09/28/2012 03:17 pm ET Updated Nov 28, 2012

American President: Out on a Limb

In his talk before the United Nations on Sept. 26, President Barack Obama had this to say about Iran: "America wants to resolve this (nuclear) issue through diplomacy, and we believe there is still time and space to do so. But time is not unlimited... a nuclear-armed Iran is not a challenge that can be contained... the U.S. will do what we must to prevent Iran from obtaining a nuclear weapon."

Earlier, on March 4, 2012, Mr. Obama put it more succinctly: "Iran's leaders should know that I do not have a policy of containment. I have a policy to prevent Iran from obtaining a nuclear weapon."

Behind this rhetoric is an implicit threat to use military force against Iran. Yet in the seven United Nations resolutions regarding Iran's nuclear program, there is nowhere a threat, whether contingent or not, of the use of military force. All but one of the resolutions invokes Chapter VII. What does Chapter VII say? It allows the Security Council to "determine the existence of any threat to the peace or act of aggression" and to take military and non-military action to "restore international peace and security."

Further, the UN Charter prohibits member states of the UN from attacking other UN member states. Thus if the U.S. does go ahead with a military attack on Iran, as things stand now it will be a violation of international law.

Assuming that things remain stable between now and the American presidential election (which is not certain, as there could be a wild-card action), and assuming Barack Obama is re-elected, which again is not certain, he will have to eat a certain amount of crow if he does not attack Iran.
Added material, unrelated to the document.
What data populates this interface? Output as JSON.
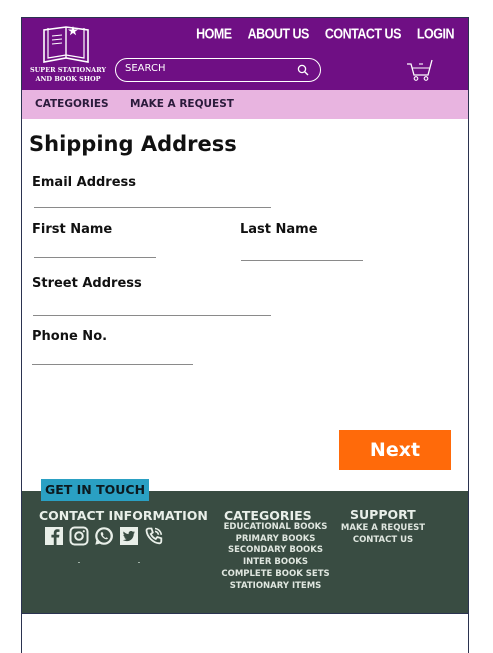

But this is not so grave: There are precedents for the U.S. backing off from commitments to stop nuclear weapons programs: Pakistan, North Korea.

So assuming that negotiations over the Iranian nuclear program will resume after the American presidential elections, as most observers think they will, we will have to see if the policy of stiffing the Iranians -- who abhor foreign pressure, in view of their both glorious and inglorious past -- will continue not to work; or whether U.S. concessions, which have not been forthcoming so far, will dent the ideological obduracy of he Iranian position.